Clipse are obviously more articulate, but i wouldn't say they're as far apart in complexity as people seem to think. there's "layers" (sorry, awful word) in Jeezy's stuff even if they aren't as obvious, and even though i think it's more thanks to the production he gets.

i can't speak for Juelz cuz i don't fuck with Dipset. well about half of Purple Haze is as good as critics say it is. but that's it

tray said...

I'm shocked, Doc, that no one in here mentioned "I'm Not You," which supposedly somehow validates the whole Clipse project and saves them from the amorality charge because Pusha, or Malice, I can't tell them apart, did some verse where he admitted to feeling a little remorse for screwing up dope fiends' lives. Oh wait, someone did bring it up... I also like how someone compared them to Daniel Plainview. Yeah, that was a really deep portrayal of moral decay.

Anyway, I would distinguish Jeezy from the Clipse like this. The Clipse are wannabe Mobb Deeps, although to me they're more like slightly more intelligent but less infectious knockoffs of Master P (note the borrowing of the "ughhhhhhhh"). Their message is, the hood is a really dangerous place and young enterprising people like themselves who grow up there are forced to sell drugs, and it's a grim hazardous life and we like to talk about it ad nauseam, but without any real pathos or depth. Ughhhhhh! That's the Clipse. Shallow fatalists in the mold of Master P circa "The Ghetto's Tryin To Kill Me." Jeezy also is a ripoff of Master P (ice cream man = snow man) - a different side of Master P, the "Make Em Say Ughhh" Percy. But, in place of P's ughhhh, Jeezy offers us an aspirational, affirmative "ayyyyyyyyy." Jeezy's vision is fundamentally optimistic, capitalist - drugs aren't a symptom of hood pathology for him, they're a ladder out. "Georgia Power doesn't give a n---a" lights free"; to afford lights, you must sell white. The first words of his first album: "I used to hit the kitchen lights, cockroaches everywhere, now I hit the kitchen lights, marble floors everywhere." Actually, that's how the first verse starts; the first words of the album proper are "ayyyy, you gotta believe." It's just the American Dream all over again. People like Jeezy for about the same reasons that they like Rocky. Jeezy's work is no more about coke than Rocky is about boxing. Both are cheap inspirational palaver, but they work.

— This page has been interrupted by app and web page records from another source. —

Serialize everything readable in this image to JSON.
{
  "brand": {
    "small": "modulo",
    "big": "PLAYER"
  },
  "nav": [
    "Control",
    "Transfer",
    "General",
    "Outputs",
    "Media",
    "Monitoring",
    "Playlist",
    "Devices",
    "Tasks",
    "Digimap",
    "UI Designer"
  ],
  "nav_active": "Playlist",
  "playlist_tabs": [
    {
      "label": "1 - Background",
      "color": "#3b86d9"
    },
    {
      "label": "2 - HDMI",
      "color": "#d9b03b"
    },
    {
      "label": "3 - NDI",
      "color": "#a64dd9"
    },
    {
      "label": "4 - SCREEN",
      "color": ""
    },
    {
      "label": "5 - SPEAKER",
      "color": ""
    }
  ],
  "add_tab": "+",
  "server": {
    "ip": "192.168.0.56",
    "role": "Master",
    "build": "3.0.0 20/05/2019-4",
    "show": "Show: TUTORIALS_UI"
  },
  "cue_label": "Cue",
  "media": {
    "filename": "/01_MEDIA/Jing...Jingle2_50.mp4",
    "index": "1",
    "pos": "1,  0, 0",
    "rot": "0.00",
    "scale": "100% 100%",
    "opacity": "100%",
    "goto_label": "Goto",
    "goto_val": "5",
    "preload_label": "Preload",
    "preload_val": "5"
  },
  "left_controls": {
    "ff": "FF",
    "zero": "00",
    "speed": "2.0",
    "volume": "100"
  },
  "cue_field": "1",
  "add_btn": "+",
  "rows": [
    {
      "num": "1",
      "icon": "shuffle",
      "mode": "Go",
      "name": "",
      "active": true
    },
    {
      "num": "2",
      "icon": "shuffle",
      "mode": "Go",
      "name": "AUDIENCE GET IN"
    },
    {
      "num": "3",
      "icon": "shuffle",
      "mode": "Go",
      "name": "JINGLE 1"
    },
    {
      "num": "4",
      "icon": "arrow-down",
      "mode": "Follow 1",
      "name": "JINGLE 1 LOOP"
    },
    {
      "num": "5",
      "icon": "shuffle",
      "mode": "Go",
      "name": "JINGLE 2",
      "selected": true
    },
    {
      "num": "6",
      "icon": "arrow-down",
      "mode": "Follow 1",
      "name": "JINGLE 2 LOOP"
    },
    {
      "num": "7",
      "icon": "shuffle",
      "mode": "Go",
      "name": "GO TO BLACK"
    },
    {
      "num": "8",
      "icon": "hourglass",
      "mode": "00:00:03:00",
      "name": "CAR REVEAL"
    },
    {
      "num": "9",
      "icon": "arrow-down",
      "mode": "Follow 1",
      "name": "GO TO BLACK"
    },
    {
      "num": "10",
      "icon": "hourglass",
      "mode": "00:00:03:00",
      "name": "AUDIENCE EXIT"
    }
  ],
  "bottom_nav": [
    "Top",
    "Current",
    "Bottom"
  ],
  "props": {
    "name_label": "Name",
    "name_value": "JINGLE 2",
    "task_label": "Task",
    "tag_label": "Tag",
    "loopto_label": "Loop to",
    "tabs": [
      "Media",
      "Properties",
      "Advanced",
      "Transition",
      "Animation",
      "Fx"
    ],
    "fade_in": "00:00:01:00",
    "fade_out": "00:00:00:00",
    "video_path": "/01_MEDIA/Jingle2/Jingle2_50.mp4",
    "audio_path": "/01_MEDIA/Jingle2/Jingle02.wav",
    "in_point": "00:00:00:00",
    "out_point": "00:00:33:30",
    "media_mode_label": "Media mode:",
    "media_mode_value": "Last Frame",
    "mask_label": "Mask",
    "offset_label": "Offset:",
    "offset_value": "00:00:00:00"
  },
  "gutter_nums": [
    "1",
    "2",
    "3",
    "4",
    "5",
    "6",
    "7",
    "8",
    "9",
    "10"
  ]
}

Kai said...
This comment has been removed by the author.
Kai said...

Dope post, dope site. I slightly disagree with your main thesis tho, . Of course the clipse are amoral, and of course they could do better. All of these rappers owe it to their community to lead in a better direction, because make no mistake, they are leading youth in a direction whether they acknowledge it or not. But morality isnt the difference between good art and bad think about the Chronic and alot of th Dre/Death Row albums.

But they clipse' shortocmings dont fall short only on amorilty. They rap about hustling as talented MCs who dont really hustle for a living. Selling weight isnt just making a deal making big bucks and fucking fly chicks. There is alot more nuance to the lifestyle that is entirely missing from their music. Part of that nuance is some kind of moral conflictedness (is this a word?), some remorse, and then there are other details, losing money, people fucking up work, etc, these are all pieces that add realism, and depth to the story being told. These bits of nuance are things that Jay-z did alot of early on, particularly on Reasonable Doubt although he mainly glamorizes the lifestyle now, too.

ON another note, strictly from a technical rhyming perspective, Jeezy and Clipse are very different. Jeezy is primitive as a rapper. The clipse give a certain level of depth to their lyricism, and some of their flows and rhyme schemes. They may make you feel similar because of their content, but there really isnt much comparison in terms rapping ability. If Jeezy never sold drugs he wouldn't be around, his street credibility is what sells his records. That should tell you all you need to know about his skills on the mike.

Lastly, I really like the WGI4C series, Vol. 3 is the best by far tho. best combo of beats and rhymes. The game is fucked up right now, and i can still get my fix for lyricism fulfilled through them to some extent.